  • Let’s start with something positive, shall we? Tyler Mahle had one hell of a capsule. He made 3 starts and allowed only 2 runs over 16.1 innings of work, which was good for a 1.10 ERA for the capsule. He was also the only Reds’ started to not allow a home run in the last 18 games.
  • It was a “half and half” capsule for Sal Romano. While his overall numbers look pretty good (3.60 ERA over 25 innings), he had 2 excellent starts and 2 bad starts. His first 2 starts combined to last 10 innings and he allowed 9 runs, while he allowed only 1 run over 15 innings in his other 2 starts. He also only allowed 2 walks combined in his first 3 starts in this capsule, which is a nice development for Sal.
  • It was nice to see Anthony DeScalfani back on the mound. After missing the last season, and then some, due to injury, Disco was able to make 3 starts in this capsule. He threw 15.2 innings in this capsule and improved in each start. In his last start, he allowed only 2 runs on 5 hits while walking only 1 and striking out 4 over 5.2 innings of work. While the results will continue to improve, having a healthy Disco in the rotation could go a long way to improving the team’s starting pitching.
  • Luis Castillo, man. He had another rough capsule, giving up 16 earned runs over 4 starts that spanned 20.2 innings. He gave up 6 more home runs this capsule, contributing to his league-leading 17 for the season. He is still striking out batters, as he rung up 21 in the capsule and posted a 9.05 SO/9, but just can not keep the ball in the yard. He has given up almost a full home run per 9 innings this season compared to 2017.

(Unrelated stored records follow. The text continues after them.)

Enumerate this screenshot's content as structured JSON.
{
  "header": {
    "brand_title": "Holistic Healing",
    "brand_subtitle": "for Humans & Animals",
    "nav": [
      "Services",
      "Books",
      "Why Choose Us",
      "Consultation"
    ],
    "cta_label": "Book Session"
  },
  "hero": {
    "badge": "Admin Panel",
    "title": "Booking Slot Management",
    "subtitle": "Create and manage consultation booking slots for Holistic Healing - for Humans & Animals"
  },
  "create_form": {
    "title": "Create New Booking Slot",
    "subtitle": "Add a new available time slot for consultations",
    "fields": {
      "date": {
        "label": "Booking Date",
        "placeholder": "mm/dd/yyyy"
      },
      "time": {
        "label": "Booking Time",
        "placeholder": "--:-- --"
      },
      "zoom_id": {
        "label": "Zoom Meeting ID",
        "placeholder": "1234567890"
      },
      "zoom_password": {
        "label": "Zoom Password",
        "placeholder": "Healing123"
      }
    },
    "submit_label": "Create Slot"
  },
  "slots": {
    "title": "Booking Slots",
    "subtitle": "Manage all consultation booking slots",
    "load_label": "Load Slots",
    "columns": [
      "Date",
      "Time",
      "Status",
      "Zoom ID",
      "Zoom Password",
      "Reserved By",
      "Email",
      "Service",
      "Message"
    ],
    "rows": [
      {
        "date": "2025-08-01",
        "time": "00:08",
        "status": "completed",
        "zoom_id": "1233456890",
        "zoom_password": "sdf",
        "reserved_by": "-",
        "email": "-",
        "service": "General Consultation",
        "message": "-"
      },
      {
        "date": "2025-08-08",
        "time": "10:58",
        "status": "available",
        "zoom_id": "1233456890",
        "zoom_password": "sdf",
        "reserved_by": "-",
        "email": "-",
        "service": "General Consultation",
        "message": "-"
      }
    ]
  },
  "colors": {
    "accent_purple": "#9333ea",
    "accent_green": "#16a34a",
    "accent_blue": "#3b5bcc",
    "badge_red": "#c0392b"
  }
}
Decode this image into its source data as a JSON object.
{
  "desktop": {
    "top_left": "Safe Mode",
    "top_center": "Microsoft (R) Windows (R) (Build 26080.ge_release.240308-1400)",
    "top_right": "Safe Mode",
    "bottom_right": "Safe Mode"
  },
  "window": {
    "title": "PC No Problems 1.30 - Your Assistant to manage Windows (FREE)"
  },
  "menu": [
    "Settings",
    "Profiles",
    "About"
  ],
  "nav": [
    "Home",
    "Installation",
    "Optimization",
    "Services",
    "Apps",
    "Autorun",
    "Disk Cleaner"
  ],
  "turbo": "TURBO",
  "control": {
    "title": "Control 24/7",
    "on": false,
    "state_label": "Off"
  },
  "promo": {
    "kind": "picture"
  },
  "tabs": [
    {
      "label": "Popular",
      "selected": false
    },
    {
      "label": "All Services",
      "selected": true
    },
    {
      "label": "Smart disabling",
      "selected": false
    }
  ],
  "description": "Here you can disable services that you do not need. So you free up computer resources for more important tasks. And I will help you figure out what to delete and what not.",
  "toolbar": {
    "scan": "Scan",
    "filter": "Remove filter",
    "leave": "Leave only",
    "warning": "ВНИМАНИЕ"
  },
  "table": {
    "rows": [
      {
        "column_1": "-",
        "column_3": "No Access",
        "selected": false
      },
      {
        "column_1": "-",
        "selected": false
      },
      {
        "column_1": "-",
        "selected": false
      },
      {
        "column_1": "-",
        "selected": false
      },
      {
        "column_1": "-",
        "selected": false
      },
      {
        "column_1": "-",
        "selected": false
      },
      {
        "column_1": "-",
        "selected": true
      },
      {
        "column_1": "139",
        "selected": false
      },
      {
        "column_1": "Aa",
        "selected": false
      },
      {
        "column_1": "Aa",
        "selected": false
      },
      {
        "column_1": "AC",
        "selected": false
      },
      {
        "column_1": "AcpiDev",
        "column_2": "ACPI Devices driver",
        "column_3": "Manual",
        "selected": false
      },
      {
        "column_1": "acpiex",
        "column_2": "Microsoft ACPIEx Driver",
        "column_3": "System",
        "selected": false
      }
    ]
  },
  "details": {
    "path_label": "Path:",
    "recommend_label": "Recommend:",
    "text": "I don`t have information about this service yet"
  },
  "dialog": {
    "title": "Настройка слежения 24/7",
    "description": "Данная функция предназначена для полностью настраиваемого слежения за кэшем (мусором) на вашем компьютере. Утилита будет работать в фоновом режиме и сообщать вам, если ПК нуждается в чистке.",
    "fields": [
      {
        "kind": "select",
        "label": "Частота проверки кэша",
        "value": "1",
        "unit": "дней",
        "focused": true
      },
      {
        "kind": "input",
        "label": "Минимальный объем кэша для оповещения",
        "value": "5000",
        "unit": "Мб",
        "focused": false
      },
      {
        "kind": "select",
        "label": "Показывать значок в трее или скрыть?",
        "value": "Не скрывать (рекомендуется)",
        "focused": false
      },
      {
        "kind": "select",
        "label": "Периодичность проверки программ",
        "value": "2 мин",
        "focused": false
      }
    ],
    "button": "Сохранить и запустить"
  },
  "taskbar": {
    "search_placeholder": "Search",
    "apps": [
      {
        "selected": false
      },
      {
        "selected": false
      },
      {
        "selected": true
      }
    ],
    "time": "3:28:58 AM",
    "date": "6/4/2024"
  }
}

  • Matt Harvey is who we thought he was. He posted a 6.75 ERA over 16 innings of work this capsule.
  • The bullpen, once again, was great. Jared Hughes posted a 1.29 ERA over 7 innings. David Hernandez didn’t allow an earned run in 7.1 innings. Michael Lorenzen only allowed 3 over 14 innings and Raisel Iglesias struck out 8 in 7.2 innings, allowing only 3 runs. It has been a nice change of pace to not have to worry about what will happen in the late innings of Reds’ games.
  • Wandy Peralta’s numbers have been solid for most of the year in that he’s been able to consistently limit the damage he has created by walking too many batters. He unfortunately regressed to the mean in this capsule. He allowed 10 runs on 10 hits in only 5 innings of work, raising his season ERA from 3.65 to 6.14. not good.
  • A team’s Defensive Efficiency Rating (DER) is the percentage of balls in play that they’re able to convert into outs. The Reds’ DER is currently .686, which is good for 12th in the National League. The NL average DER is currently .693.

The Next 18:

  • 12 games at home, 6 on the road.
  • 11 of the next 18 against NL Central opponents.
  • 4 of the next 18 are against American League teams, none of which use the DH.
  • 7 of the next 18 against 2017 playoff teams.
  • .530 combined winning % for teams in the next 18.
  • Another tough stretch for the Reds. There are 2 series with the Cubs along with series with 2 division leaders in the Milwaukee Brewers and Atlanta Braves.